In Cuba, on the other hand, a simple bar of soap is bound to be quite scarce. One woman told a foreign journalist that she hadn't been able to wash her daughter properly for over two and a half months. As for animal rights, there are also reports that due to chronic food shortages, the number of cats and dogs in Havana has been dwindling.

Since the "special period" when Soviet investment was suddenly withdrawn, Cubans have lost an average of 20 pounds each. The fact itself reads like the stuff of propaganda. The reality was altogether different. What amazed me was how quickly you could fall in love with the economics of less. There are no ads, no billboards, no graffiti, no shops, no cars. People perch on the sea wall in couples, in groups, and talk. They are affectionate and caring, with a real sense of unity and an honest reverence for Fidel Castro.

Everybody seems to be working for public good rather than private greed. In the morning, I would see clusters of volunteers—government ministers, white- and blue-collar workers—heading out into the countryside to work in the fields. They all do it for 10 days each month.

The threat that Cuba poses to Western business interests is that it is a society that knows how to live without excess, without consumerism or commercialism. That is the revolution America fears. It has the best healthcare system in the world, with one doctor to every 196 citizens (the States manages a 1:405 ratio). It has almost 100-per-cent literacy. If a system that exists under such severe economic restraints can manage such achievements, there is surely a lot it can teach us.

One thing that really struck me was the enthusiasm of the foreign diplomats I encountered. One went so far as to mention Utopia. For myself, I felt there was no horizon I could not get above or beyond in Cuba. I remember with such affection waking up and thinking, "Here I am where I ought to be, because here I could belong."
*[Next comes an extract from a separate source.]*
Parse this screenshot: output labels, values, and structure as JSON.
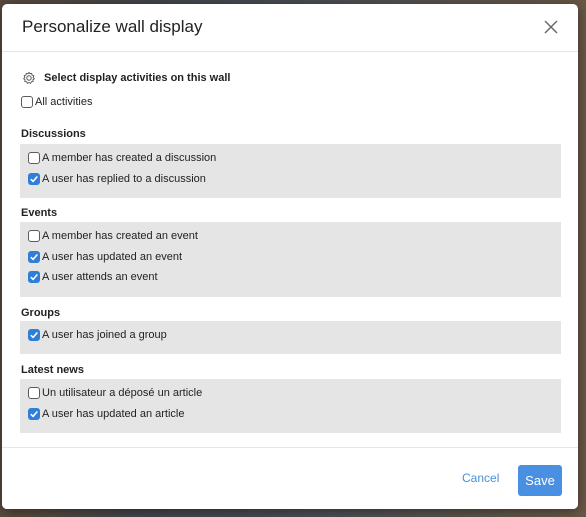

[Ed.: Note that when people are impoverished in a capitalist economy, it is a vice, but in a socialist economy it is a virtue. Also ask yourself: if we had a 1:1 ratio of doctors to patients, what would that suggest about the quality of our health?]